The photographer has certainly not lost sight of the role conventional methods play in creating an image. He is mindful of photographic history and traces his influences back to his days at Pratt, studying art and photography as a social force. “I like looking at photography before it was influenced by imitators or by popular culture.” Dole still relies on his Nikons and Hasselblads and is currently swooning over his acquisition of the Mamiya 645, RZ and Lightphase system which he finds brings clarity and texture to his photographs.

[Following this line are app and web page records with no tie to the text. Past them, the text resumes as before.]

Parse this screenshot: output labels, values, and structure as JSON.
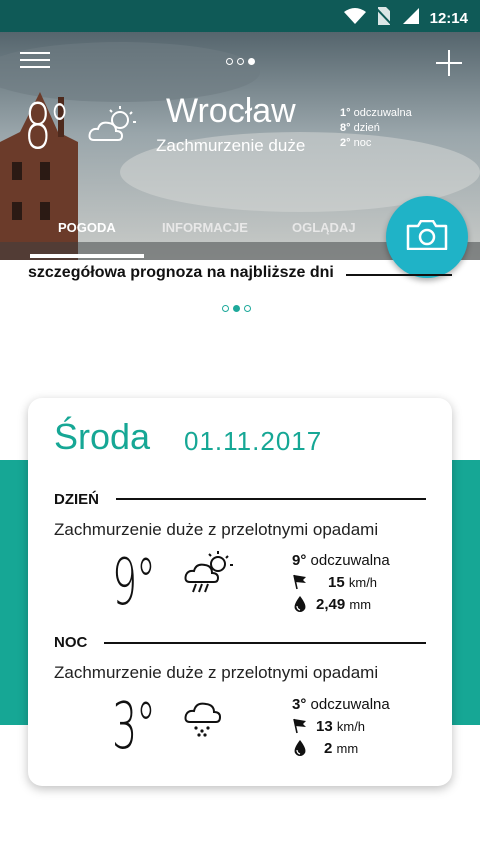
{
  "status": {
    "time": "12:14"
  },
  "header": {
    "temperature": "8°",
    "city": "Wrocław",
    "condition": "Zachmurzenie duże",
    "details": [
      {
        "value": "1°",
        "label": "odczuwalna"
      },
      {
        "value": "8°",
        "label": "dzień"
      },
      {
        "value": "2°",
        "label": "noc"
      }
    ]
  },
  "tabs": [
    {
      "label": "POGODA",
      "active": true
    },
    {
      "label": "INFORMACJE",
      "active": false
    },
    {
      "label": "OGLĄDAJ",
      "active": false
    }
  ],
  "subtitle": "szczegółowa prognoza na najbliższe dni",
  "card": {
    "day": "Środa",
    "date": "01.11.2017",
    "day_section": {
      "title": "DZIEŃ",
      "description": "Zachmurzenie duże z przelotnymi opadami",
      "temp": "9°",
      "feels_value": "9°",
      "feels_label": "odczuwalna",
      "wind_value": "15",
      "wind_unit": "km/h",
      "rain_value": "2,49",
      "rain_unit": "mm",
      "icon": "cloud-sun-rain-icon"
    },
    "night_section": {
      "title": "NOC",
      "description": "Zachmurzenie duże z przelotnymi opadami",
      "temp": "3°",
      "feels_value": "3°",
      "feels_label": "odczuwalna",
      "wind_value": "13",
      "wind_unit": "km/h",
      "rain_value": "2",
      "rain_unit": "mm",
      "icon": "cloud-rain-icon"
    }
  },
  "colors": {
    "teal": "#16a795",
    "fab": "#1fb3c7",
    "statusbar": "#0f5a57"
  }
}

Over the years, in maintaining his dual vision of the world, keeping tabs on the emerging future and recognizing the value of the past, Dole has become a serious student of the history of design. He owns and cherishes a rare collection of first edition books dating back to the 19th Century about subjects ranging from botany to insects to archaeology. He is fascinated by early drawings of plant and animal life used in science reference books and draws from the intricate detail and realism as a means of inspiration. A naturalist at heart, the photographer often utilizes his knowledge of plants and animals in his work. Still lifes of piranha, crustaceans, and sculpted flora have been used for clients and many of the objects have come directly from his own collection of artifacts. Boxes of butterflies, bones, and unusual insects are meticulously preserved and Dole displays many of his finds as a showcase of his intense interest. Dole goes to great lengths to acquire rare items (rare at least in New York). One of Dole’s most intriguing acquisitions is a collection of tumbleweeds he had shipped from Northern Arizona to the East Coast at high cost and aggravation. He recounts how he is still known at a Fed Ex office in Sedona as the eccentric city slicker who wanted to ship a very unusual package back home. He photographs most of these artifacts as a means of documenting his own personal tastes. Much of this work has never been seen and many clients don’t realize that, in addition to his still life work, he is also an accomplished landscape artist. His drive to constantly create images, whether on location or on vacation with his family is indicative of his artistic ambition.
As photography becomes increasingly competitive, Dole sees his place as the standard-bearer, producing work that is equally profitable and enriching. “I truly don’t know what I’d do if I wasn’t a photographer. I’m unemployable for anything else.” Yet the photographer also is venturing into television production, directing and shooting commercials as an extension of his visual work. “Essentially, I do what I do as a photographer, but now the print moves.”

It is an understatement. Dole’s combination of artistic and commercial photographs will continue to push the boundaries of advertising into the future while the photographer keeps a keen eye on the past.